◆ Task to carry out ◆
The expected output is each entry, given again exactly.

** Listed records follows **

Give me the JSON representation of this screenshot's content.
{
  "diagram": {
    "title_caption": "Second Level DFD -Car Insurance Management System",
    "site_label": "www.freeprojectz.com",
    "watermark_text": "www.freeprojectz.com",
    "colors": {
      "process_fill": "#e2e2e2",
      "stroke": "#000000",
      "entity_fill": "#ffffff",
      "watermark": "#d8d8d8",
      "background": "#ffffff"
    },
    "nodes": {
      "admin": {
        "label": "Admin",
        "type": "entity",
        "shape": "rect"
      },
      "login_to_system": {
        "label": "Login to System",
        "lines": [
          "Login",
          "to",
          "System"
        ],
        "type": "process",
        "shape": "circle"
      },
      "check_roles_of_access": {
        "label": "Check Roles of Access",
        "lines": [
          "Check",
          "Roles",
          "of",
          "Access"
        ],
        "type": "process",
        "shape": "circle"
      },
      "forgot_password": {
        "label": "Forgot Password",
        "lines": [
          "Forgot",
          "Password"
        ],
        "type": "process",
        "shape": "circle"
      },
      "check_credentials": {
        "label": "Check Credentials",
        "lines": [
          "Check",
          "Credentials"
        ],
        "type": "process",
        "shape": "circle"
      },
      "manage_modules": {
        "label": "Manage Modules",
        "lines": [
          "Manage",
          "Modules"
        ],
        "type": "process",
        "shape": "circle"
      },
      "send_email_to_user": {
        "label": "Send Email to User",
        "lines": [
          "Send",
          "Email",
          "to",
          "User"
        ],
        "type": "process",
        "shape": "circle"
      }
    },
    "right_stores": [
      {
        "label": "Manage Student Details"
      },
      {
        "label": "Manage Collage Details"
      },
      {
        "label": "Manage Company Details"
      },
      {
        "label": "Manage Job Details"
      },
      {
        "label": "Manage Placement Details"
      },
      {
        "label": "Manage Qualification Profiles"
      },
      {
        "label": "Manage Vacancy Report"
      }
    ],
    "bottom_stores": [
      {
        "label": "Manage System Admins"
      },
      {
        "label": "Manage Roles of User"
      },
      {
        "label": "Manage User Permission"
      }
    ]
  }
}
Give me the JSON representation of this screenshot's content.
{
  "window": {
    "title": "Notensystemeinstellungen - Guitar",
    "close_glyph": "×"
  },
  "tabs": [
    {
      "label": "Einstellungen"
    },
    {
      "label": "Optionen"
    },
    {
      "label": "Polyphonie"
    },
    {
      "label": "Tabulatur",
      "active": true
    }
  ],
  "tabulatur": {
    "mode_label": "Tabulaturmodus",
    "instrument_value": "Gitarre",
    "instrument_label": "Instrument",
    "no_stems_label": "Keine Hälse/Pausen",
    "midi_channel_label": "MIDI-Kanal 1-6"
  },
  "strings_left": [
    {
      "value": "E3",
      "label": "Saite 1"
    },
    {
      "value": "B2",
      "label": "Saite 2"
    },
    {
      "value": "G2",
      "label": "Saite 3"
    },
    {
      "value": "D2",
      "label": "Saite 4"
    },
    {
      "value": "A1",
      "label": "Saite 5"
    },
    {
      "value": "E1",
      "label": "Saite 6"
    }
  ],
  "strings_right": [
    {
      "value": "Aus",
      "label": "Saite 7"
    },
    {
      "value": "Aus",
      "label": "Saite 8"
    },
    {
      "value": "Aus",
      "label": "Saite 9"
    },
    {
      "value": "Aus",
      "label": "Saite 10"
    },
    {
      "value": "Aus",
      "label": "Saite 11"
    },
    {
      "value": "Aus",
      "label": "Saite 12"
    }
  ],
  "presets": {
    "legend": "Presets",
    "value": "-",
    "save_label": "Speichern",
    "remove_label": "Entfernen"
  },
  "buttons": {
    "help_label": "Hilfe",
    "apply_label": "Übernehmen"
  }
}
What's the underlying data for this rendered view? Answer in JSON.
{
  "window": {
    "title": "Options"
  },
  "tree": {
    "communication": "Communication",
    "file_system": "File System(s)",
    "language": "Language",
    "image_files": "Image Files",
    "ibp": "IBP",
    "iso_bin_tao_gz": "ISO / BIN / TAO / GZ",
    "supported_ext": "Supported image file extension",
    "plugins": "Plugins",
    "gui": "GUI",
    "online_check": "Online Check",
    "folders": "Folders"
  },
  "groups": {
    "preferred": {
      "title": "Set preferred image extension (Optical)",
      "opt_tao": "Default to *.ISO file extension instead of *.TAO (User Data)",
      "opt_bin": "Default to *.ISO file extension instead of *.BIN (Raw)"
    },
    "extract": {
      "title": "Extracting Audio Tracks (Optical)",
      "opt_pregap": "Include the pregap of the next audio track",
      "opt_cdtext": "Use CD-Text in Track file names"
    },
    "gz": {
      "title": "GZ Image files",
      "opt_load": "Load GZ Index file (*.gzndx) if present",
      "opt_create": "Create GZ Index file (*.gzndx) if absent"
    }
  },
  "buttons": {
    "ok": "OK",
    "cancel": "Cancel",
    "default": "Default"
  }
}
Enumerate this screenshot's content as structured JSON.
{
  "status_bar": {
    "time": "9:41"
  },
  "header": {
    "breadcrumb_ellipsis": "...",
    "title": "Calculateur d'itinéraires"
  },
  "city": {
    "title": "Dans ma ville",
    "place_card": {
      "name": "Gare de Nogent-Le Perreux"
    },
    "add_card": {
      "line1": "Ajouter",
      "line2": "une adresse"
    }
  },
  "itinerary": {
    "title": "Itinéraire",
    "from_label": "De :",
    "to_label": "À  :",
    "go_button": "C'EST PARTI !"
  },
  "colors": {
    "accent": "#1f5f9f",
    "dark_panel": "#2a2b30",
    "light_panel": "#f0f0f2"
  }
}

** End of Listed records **

◆ Solved problem ◆
Give me the JSON representation of this screenshot's content.
{
  "diagram": {
    "title_caption": "Second Level DFD -Car Insurance Management System",
    "site_label": "www.freeprojectz.com",
    "watermark_text": "www.freeprojectz.com",
    "colors": {
      "process_fill": "#e2e2e2",
      "stroke": "#000000",
      "entity_fill": "#ffffff",
      "watermark": "#d8d8d8",
      "background": "#ffffff"
    },
    "nodes": {
      "admin": {
        "label": "Admin",
        "type": "entity",
        "shape": "rect"
      },
      "login_to_system": {
        "label": "Login to System",
        "lines": [
          "Login",
          "to",
          "System"
        ],
        "type": "process",
        "shape": "circle"
      },
      "check_roles_of_access": {
        "label": "Check Roles of Access",
        "lines": [
          "Check",
          "Roles",
          "of",
          "Access"
        ],
        "type": "process",
        "shape": "circle"
      },
      "forgot_password": {
        "label": "Forgot Password",
        "lines": [
          "Forgot",
          "Password"
        ],
        "type": "process",
        "shape": "circle"
      },
      "check_credentials": {
        "label": "Check Credentials",
        "lines": [
          "Check",
          "Credentials"
        ],
        "type": "process",
        "shape": "circle"
      },
      "manage_modules": {
        "label": "Manage Modules",
        "lines": [
          "Manage",
          "Modules"
        ],
        "type": "process",
        "shape": "circle"
      },
      "send_email_to_user": {
        "label": "Send Email to User",
        "lines": [
          "Send",
          "Email",
          "to",
          "User"
        ],
        "type": "process",
        "shape": "circle"
      }
    },
    "right_stores": [
      {
        "label": "Manage Student Details"
      },
      {
        "label": "Manage Collage Details"
      },
      {
        "label": "Manage Company Details"
      },
      {
        "label": "Manage Job Details"
      },
      {
        "label": "Manage Placement Details"
      },
      {
        "label": "Manage Qualification Profiles"
      },
      {
        "label": "Manage Vacancy Report"
      }
    ],
    "bottom_stores": [
      {
        "label": "Manage System Admins"
      },
      {
        "label": "Manage Roles of User"
      },
      {
        "label": "Manage User Permission"
      }
    ]
  }
}
Give me the JSON representation of this screenshot's content.
{
  "window": {
    "title": "Notensystemeinstellungen - Guitar",
    "close_glyph": "×"
  },
  "tabs": [
    {
      "label": "Einstellungen"
    },
    {
      "label": "Optionen"
    },
    {
      "label": "Polyphonie"
    },
    {
      "label": "Tabulatur",
      "active": true
    }
  ],
  "tabulatur": {
    "mode_label": "Tabulaturmodus",
    "instrument_value": "Gitarre",
    "instrument_label": "Instrument",
    "no_stems_label": "Keine Hälse/Pausen",
    "midi_channel_label": "MIDI-Kanal 1-6"
  },
  "strings_left": [
    {
      "value": "E3",
      "label": "Saite 1"
    },
    {
      "value": "B2",
      "label": "Saite 2"
    },
    {
      "value": "G2",
      "label": "Saite 3"
    },
    {
      "value": "D2",
      "label": "Saite 4"
    },
    {
      "value": "A1",
      "label": "Saite 5"
    },
    {
      "value": "E1",
      "label": "Saite 6"
    }
  ],
  "strings_right": [
    {
      "value": "Aus",
      "label": "Saite 7"
    },
    {
      "value": "Aus",
      "label": "Saite 8"
    },
    {
      "value": "Aus",
      "label": "Saite 9"
    },
    {
      "value": "Aus",
      "label": "Saite 10"
    },
    {
      "value": "Aus",
      "label": "Saite 11"
    },
    {
      "value": "Aus",
      "label": "Saite 12"
    }
  ],
  "presets": {
    "legend": "Presets",
    "value": "-",
    "save_label": "Speichern",
    "remove_label": "Entfernen"
  },
  "buttons": {
    "help_label": "Hilfe",
    "apply_label": "Übernehmen"
  }
}
What's the underlying data for this rendered view? Answer in JSON.
{
  "window": {
    "title": "Options"
  },
  "tree": {
    "communication": "Communication",
    "file_system": "File System(s)",
    "language": "Language",
    "image_files": "Image Files",
    "ibp": "IBP",
    "iso_bin_tao_gz": "ISO / BIN / TAO / GZ",
    "supported_ext": "Supported image file extension",
    "plugins": "Plugins",
    "gui": "GUI",
    "online_check": "Online Check",
    "folders": "Folders"
  },
  "groups": {
    "preferred": {
      "title": "Set preferred image extension (Optical)",
      "opt_tao": "Default to *.ISO file extension instead of *.TAO (User Data)",
      "opt_bin": "Default to *.ISO file extension instead of *.BIN (Raw)"
    },
    "extract": {
      "title": "Extracting Audio Tracks (Optical)",
      "opt_pregap": "Include the pregap of the next audio track",
      "opt_cdtext": "Use CD-Text in Track file names"
    },
    "gz": {
      "title": "GZ Image files",
      "opt_load": "Load GZ Index file (*.gzndx) if present",
      "opt_create": "Create GZ Index file (*.gzndx) if absent"
    }
  },
  "buttons": {
    "ok": "OK",
    "cancel": "Cancel",
    "default": "Default"
  }
}
Enumerate this screenshot's content as structured JSON.
{
  "status_bar": {
    "time": "9:41"
  },
  "header": {
    "breadcrumb_ellipsis": "...",
    "title": "Calculateur d'itinéraires"
  },
  "city": {
    "title": "Dans ma ville",
    "place_card": {
      "name": "Gare de Nogent-Le Perreux"
    },
    "add_card": {
      "line1": "Ajouter",
      "line2": "une adresse"
    }
  },
  "itinerary": {
    "title": "Itinéraire",
    "from_label": "De :",
    "to_label": "À  :",
    "go_button": "C'EST PARTI !"
  },
  "colors": {
    "accent": "#1f5f9f",
    "dark_panel": "#2a2b30",
    "light_panel": "#f0f0f2"
  }
}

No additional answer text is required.